his symposium is linked to an ongoing project, funded by the John Templeton Foundation and others, on the evolution of human wisdom that is seeking answers to such key questions as: Where did human wisdom come from and how did it begin? Are the changing evolutionary patterns in human relationships, understood through the lens of complex social negotiation and symbol making integral to human evolution, also an expression of human wisdom? The symposium taking place in Stellenbosch expands on this research and asks: What might be the relationship between the virtues of wisdom and humility and could the latter be tracked in the evolutionary record along with wisdom? Furthermore, does the integration of theological approaches into such questions shape, facilitate, and change answers to them?
Working definitions for wisdom, humility, and grace developed by the symposium planners are these: Wisdom is the pattern (and ability) of successful complex decision-making in navigating social networks and dynamic niches in human communities. Humility is the capacity for openness to the other and right assessment of one’s own capabilities, and we postulate that it is a prerequisite for the full development of wisdom. Grace, understood theologically, is an experience of capabilities that seem to exceed those endowed by ordinary human experience.

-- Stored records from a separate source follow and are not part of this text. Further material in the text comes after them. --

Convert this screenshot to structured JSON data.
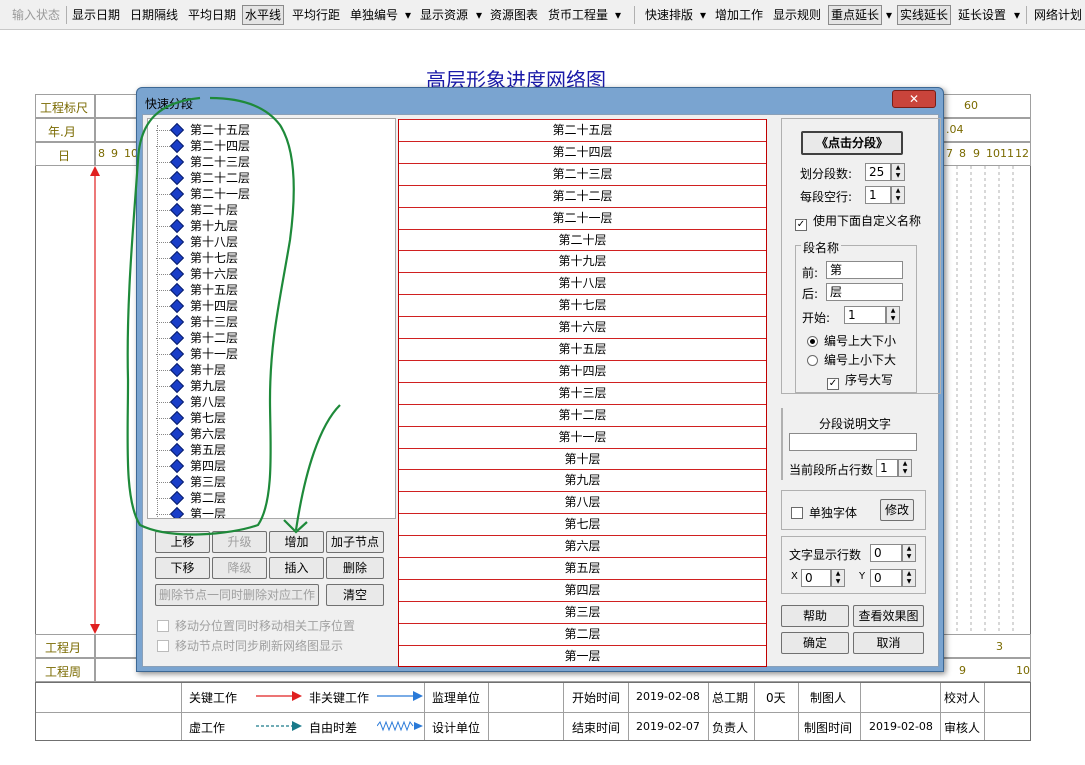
{
  "toolbar": {
    "items": [
      "输入状态",
      "显示日期",
      "日期隔线",
      "平均日期",
      "水平线",
      "平均行距",
      "单独编号",
      "显示资源",
      "资源图表",
      "货币工程量",
      "快速排版",
      "增加工作",
      "显示规则",
      "重点延长",
      "实线延长",
      "延长设置",
      "网络计划"
    ],
    "dropdown_glyph": "▾"
  },
  "chart": {
    "title": "高层形象进度网络图",
    "rows": {
      "ruler": "工程标尺",
      "month": "年.月",
      "day": "日",
      "eng_month": "工程月",
      "eng_week": "工程周"
    },
    "ruler_value": "60",
    "month_value": ".04",
    "day_left": [
      "8",
      "9",
      "10"
    ],
    "day_right": [
      "7",
      "8",
      "9",
      "10",
      "11",
      "12"
    ],
    "eng_month_value": "3",
    "eng_week_values": [
      "9",
      "10"
    ]
  },
  "dialog": {
    "title": "快速分段",
    "close_label": "✕",
    "tree_items": [
      "第二十五层",
      "第二十四层",
      "第二十三层",
      "第二十二层",
      "第二十一层",
      "第二十层",
      "第十九层",
      "第十八层",
      "第十七层",
      "第十六层",
      "第十五层",
      "第十四层",
      "第十三层",
      "第十二层",
      "第十一层",
      "第十层",
      "第九层",
      "第八层",
      "第七层",
      "第六层",
      "第五层",
      "第四层",
      "第三层",
      "第二层",
      "第一层"
    ],
    "list_items": [
      "第二十五层",
      "第二十四层",
      "第二十三层",
      "第二十二层",
      "第二十一层",
      "第二十层",
      "第十九层",
      "第十八层",
      "第十七层",
      "第十六层",
      "第十五层",
      "第十四层",
      "第十三层",
      "第十二层",
      "第十一层",
      "第十层",
      "第九层",
      "第八层",
      "第七层",
      "第六层",
      "第五层",
      "第四层",
      "第三层",
      "第二层",
      "第一层"
    ],
    "buttons": {
      "up": "上移",
      "promote": "升级",
      "add": "增加",
      "add_child": "加子节点",
      "down": "下移",
      "demote": "降级",
      "insert": "插入",
      "delete": "删除",
      "delete_node_with_work": "删除节点一同时删除对应工作",
      "clear": "清空"
    },
    "checkboxes": {
      "move_seg_sync": "移动分位置同时移动相关工序位置",
      "move_refresh": "移动节点时同步刷新网络图显示"
    },
    "right": {
      "click_segment": "《点击分段》",
      "seg_count_label": "划分段数:",
      "seg_count_value": "25",
      "blank_rows_label": "每段空行:",
      "blank_rows_value": "1",
      "use_custom_name": "使用下面自定义名称",
      "seg_name_group": "段名称",
      "prefix_label": "前:",
      "prefix_value": "第",
      "suffix_label": "后:",
      "suffix_value": "层",
      "start_label": "开始:",
      "start_value": "1",
      "order_big_top": "编号上大下小",
      "order_small_top": "编号上小下大",
      "uppercase": "序号大写",
      "desc_group": "分段说明文字",
      "desc_value": "",
      "rows_label": "当前段所占行数",
      "rows_value": "1",
      "single_font": "单独字体",
      "modify": "修改",
      "text_rows_label": "文字显示行数",
      "text_rows_value": "0",
      "x_label": "X",
      "x_value": "0",
      "y_label": "Y",
      "y_value": "0",
      "help": "帮助",
      "preview": "查看效果图",
      "ok": "确定",
      "cancel": "取消"
    }
  },
  "legend": {
    "critical": "关键工作",
    "noncritical": "非关键工作",
    "supervisor": "监理单位",
    "start_time_label": "开始时间",
    "start_time": "2019-02-08",
    "total_period_label": "总工期",
    "total_period": "0天",
    "drawer_label": "制图人",
    "checker_label": "校对人",
    "virtual": "虚工作",
    "free_float": "自由时差",
    "designer": "设计单位",
    "end_time_label": "结束时间",
    "end_time": "2019-02-07",
    "leader_label": "负责人",
    "draw_time_label": "制图时间",
    "draw_time": "2019-02-08",
    "reviewer_label": "审核人"
  },
  "colors": {
    "title_blue": "#1a1aa8",
    "critical_red": "#e02020",
    "noncritical_blue": "#2a7ad8",
    "free_float_blue": "#2a7ad8",
    "virtual_teal": "#1a7a8a",
    "annotation_green": "#1e8a3a"
  }
}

While we have an idea of how to track wisdom in the evolutionary record, this symposium hopes to discern if there are perhaps distinctive, indeed, ‘advanced’ forms of wisdom associated with humility that also leave their mark. As grace is likely to be concomitant with religious experience, and thus would only be possible following the appearance of ‘transcendent’ wisdom, a focus on the experience of grace is intended to lead to better understanding of the complex way religious experience emerged in deep time. The goal is to begin to discover more about the evolution of wisdom by investigating these patterns in their relationship to both humility and grace.

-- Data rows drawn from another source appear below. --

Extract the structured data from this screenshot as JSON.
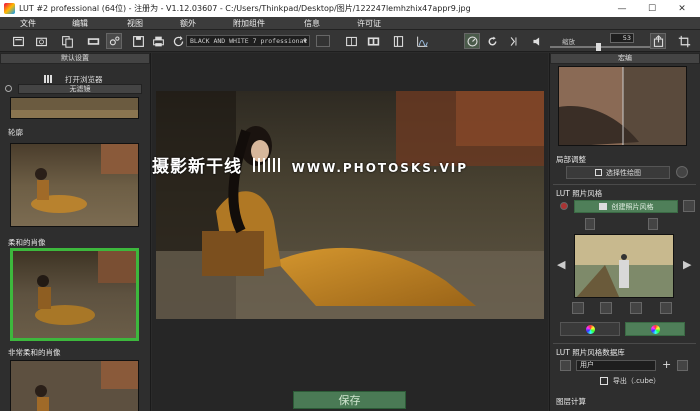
{
  "window": {
    "title": "LUT #2 professional (64位) - 注册为 - V1.12.03607 - C:/Users/Thinkpad/Desktop/图片/122247lemhzhix47appr9.jpg",
    "minimize_glyph": "—",
    "maximize_glyph": "☐",
    "close_glyph": "✕"
  },
  "menu": [
    "文件",
    "编辑",
    "视图",
    "额外",
    "附加组件",
    "信息",
    "许可证"
  ],
  "toolbar": {
    "preset_value": "BLACK AND WHITE 7 professional",
    "preset_arrow": "▼",
    "zoom_label": "缩放",
    "zoom_value": "53"
  },
  "left_panel": {
    "header": "默认设置",
    "open_browser": "打开浏览器",
    "filter_value": "无滤镜",
    "thumbnails": [
      {
        "label": "轮廓",
        "selected": false
      },
      {
        "label": "柔和的肖像",
        "selected": true
      },
      {
        "label": "非常柔和的肖像",
        "selected": false
      }
    ]
  },
  "center": {
    "watermark_cn": "摄影新干线",
    "watermark_url": "WWW.PHOTOSKS.VIP",
    "save_label": "保存"
  },
  "right_panel": {
    "header": "宏编",
    "local_adjust": "局部调整",
    "select_map": "选择性绘图",
    "lut_style_title": "LUT 照片风格",
    "create_style": "创建照片风格",
    "nav_prev": "◀",
    "nav_next": "▶",
    "lut_db_title": "LUT 照片风格数据库",
    "user_value": "用户",
    "export_label": "导出（.cube）",
    "layer_calc": "图层计算"
  },
  "colors": {
    "accent_green": "#3db83d",
    "save_green": "#4a7a55",
    "panel_bg": "#2e2e2e"
  }
}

The endeavor brings together fourteen researchers from archeology, anthropology, and theology at the Stellenbosch Institute for Advanced Study in a university town in the Western Cape. A dominant thesis in evolutionary anthropology is that South Africa was part of a large region in which modern humans first evolved and lived, populating the landscape for hundreds of thousands of generations—and from which, against all odds, they migrated across the globe.